Planning a migration? Eventually you’ll have to determine when you’re going to unplug your existing maintenance contract, an important factor given the ILS marketplace norm of restricting usage to paying maintenance customers.
Most proprietary software at least gives you some illusion of ownership and control by letting you run the software for years after you paid for it (why pay for support if you don’t need it?). For the growing number of SaaS-based network services (e.g. RefWorks or Ebsco AtoZ), this is not the case, but at least it’s clear up front that customers are entering into what is essentially a car rental type of agreement for software use.
The wonky thing about most ILS EULAs is that you normally don’t think of the SaaS model when you’re running the software locally. You buy the software but that “purchase” should really be understood as a down payment against a lease agreement. You didn’t buy anything that you can keep or share!
When I look at my desktop & server-based applications that we run (excluding the few SaaS providers we use), I can’t identify a single vendor that would unplug me effective termination of our annual support & maintenance (or prevent me from using the software without a paid support contract in place). Not a single one.
In any event, we’re exiting our Unicorn & Millennium systems and moving to a new open source ILS (more on this later), and here’s how the two vendors responded to our request to go month-to-month or quarterly (your results may differ):
- SirsiDynix: not allowed, we must purchase another full year’s annual support and maintenance
- III: accepted our request to go with 2 additional quarterly payments, rather than paying for an unwanted full year’s maintenance.
[BTW, we have two systems in place here as we’re in the process of amalgamating several libraries]
Personally, it’s frustrating that we can’t run the software on terms that even Microsoft would permit (i.e. without annual support & maintenace), but ok I get the deal: we rented a car.
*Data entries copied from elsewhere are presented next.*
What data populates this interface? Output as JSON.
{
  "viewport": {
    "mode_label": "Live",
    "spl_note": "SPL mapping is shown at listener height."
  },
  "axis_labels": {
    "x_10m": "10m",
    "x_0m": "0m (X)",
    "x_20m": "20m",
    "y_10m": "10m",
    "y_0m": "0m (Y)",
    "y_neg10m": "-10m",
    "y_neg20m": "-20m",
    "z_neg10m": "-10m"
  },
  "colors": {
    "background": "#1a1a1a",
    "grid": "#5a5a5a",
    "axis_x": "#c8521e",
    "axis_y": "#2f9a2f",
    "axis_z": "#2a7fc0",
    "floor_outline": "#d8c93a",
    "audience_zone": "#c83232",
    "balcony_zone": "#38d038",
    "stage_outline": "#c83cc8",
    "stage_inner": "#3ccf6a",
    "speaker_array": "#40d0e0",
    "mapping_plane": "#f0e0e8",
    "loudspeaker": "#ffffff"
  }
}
I also didn’t expect III’s “flexibility” here since they’re arguably the most proprietary of the bunch, so good on them.
And finally, it’s a bit of a shame in that this situation significantly impedes many libraries’ ability to re-direct scarce funds towards any new ILS investment (as well as manage a migration with more flexibility) since you’re not always able to optimize migration scheduling with the end of your maintenace contract.